As for the script content, the In Full Bloom blog (By industry maven Naomi Bloom) offers some detailed advice, suggesting that rather than everyday routine situations, the script focus on scenarios that, “poke at the places where [the] software is most often weak, poorly thought out, inadequately tested, improperly modeled, suffering from poor architecture, etc. etc. ” and recommends the following payroll-linked scenario options:
Field sales or service employees whose migratory work locations ensure that their pay is taxable by more than one jurisdiction during a payroll period?
Employees who are paid at different rates during the payroll period depending on what specific work they were doing at a particular time?
When actually employed (WAE) employees who are paid on an hourly basis when they are called in to work, and are then paid at the rate that’s relevant for the work they are doing, but who also receive a pay period stipend and some benefits in exchange for holding themselves available?
Employees who are handicapped in such a way that a government agency subsidizes a portion of their wages and/or benefits?
All manner of changes to these arrangements during a payroll period as well as retrospectively, retroactively, and prospectively (as in forecasting)?
Payroll Software Demo Tip #4: Consultant Fit
Demonstrations are often conducted by the vendor's sales representative. However, the scope of the software and the scale of the implementation may imply a period of close working with a consultant.

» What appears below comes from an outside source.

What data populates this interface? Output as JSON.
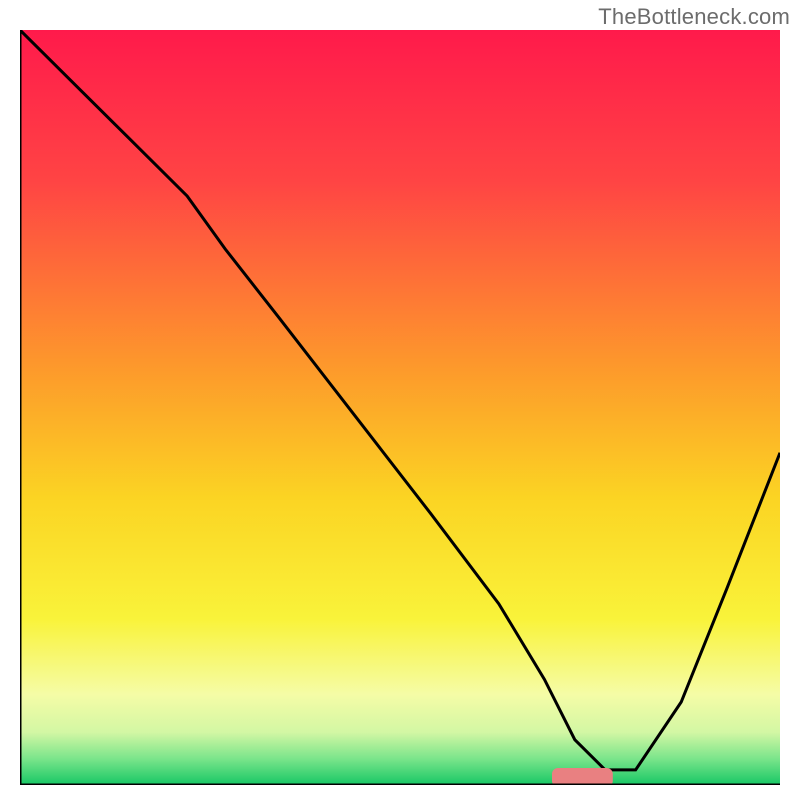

The vendor may provide implementation consultancy as a part of a services agreement, or the organizations may hire its own independent consultant; either way, this potential working relationship can goes so far as to actually form part of the decision-making framework – a fact that should naturally compel customers to want to get to know the consultant beforehand. After all, as Andrew Holmes advises in his book, The Chameleon Consultant: Culturally Intelligent Consultancy, “I would, however, regard culture as an unwritten criterion, and one that is usually hidden from view. Yet, so often it is the fit between client and consultant that secures the sale. Culture is often the overriding factor.”
Payroll Software Demo Bottom Line
The key to a successful software demo process is maintaining the balance between client control (i.e. ensure the vendor addresses the customer's priorities) and vendor freedom (i.e. allowing them to show their product in its best light). Control of the demo means control of the purchasing decision; and the right decision means the right system for your organization's needs and budget.
In many ways, the software demonstration is the crux point of the payroll solution selection process. It is the opportunity to be able to see hard evidence of whether the solution can meet an organization’s needs (or not, as the case may be)."